HOW TO COMPLETE THIS TASK: Retype every line of the data, keeping each word exactly.

EXERCISE MATERIALS:

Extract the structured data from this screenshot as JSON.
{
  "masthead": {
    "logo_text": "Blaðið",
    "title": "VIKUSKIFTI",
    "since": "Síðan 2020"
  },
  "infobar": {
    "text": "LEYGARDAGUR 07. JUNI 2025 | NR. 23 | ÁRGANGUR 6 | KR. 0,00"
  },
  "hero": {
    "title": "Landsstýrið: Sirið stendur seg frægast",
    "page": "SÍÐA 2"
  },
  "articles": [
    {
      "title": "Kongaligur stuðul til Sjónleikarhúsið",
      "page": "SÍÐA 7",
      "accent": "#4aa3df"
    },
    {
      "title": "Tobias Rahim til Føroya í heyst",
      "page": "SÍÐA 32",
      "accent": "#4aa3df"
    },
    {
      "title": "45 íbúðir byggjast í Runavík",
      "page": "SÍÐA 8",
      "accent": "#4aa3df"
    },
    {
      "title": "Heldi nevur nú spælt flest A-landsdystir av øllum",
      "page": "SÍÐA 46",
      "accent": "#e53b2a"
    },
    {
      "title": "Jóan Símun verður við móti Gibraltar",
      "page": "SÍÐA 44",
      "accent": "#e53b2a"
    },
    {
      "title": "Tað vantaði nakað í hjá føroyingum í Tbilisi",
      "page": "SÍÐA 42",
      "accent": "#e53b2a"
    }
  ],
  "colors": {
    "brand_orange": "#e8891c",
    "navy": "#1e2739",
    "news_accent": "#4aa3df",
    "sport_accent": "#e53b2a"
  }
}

SOLVED EXERCISE:
Extract the structured data from this screenshot as JSON.
{
  "masthead": {
    "logo_text": "Blaðið",
    "title": "VIKUSKIFTI",
    "since": "Síðan 2020"
  },
  "infobar": {
    "text": "LEYGARDAGUR 07. JUNI 2025 | NR. 23 | ÁRGANGUR 6 | KR. 0,00"
  },
  "hero": {
    "title": "Landsstýrið: Sirið stendur seg frægast",
    "page": "SÍÐA 2"
  },
  "articles": [
    {
      "title": "Kongaligur stuðul til Sjónleikarhúsið",
      "page": "SÍÐA 7",
      "accent": "#4aa3df"
    },
    {
      "title": "Tobias Rahim til Føroya í heyst",
      "page": "SÍÐA 32",
      "accent": "#4aa3df"
    },
    {
      "title": "45 íbúðir byggjast í Runavík",
      "page": "SÍÐA 8",
      "accent": "#4aa3df"
    },
    {
      "title": "Heldi nevur nú spælt flest A-landsdystir av øllum",
      "page": "SÍÐA 46",
      "accent": "#e53b2a"
    },
    {
      "title": "Jóan Símun verður við móti Gibraltar",
      "page": "SÍÐA 44",
      "accent": "#e53b2a"
    },
    {
      "title": "Tað vantaði nakað í hjá føroyingum í Tbilisi",
      "page": "SÍÐA 42",
      "accent": "#e53b2a"
    }
  ],
  "colors": {
    "brand_orange": "#e8891c",
    "navy": "#1e2739",
    "news_accent": "#4aa3df",
    "sport_accent": "#e53b2a"
  }
}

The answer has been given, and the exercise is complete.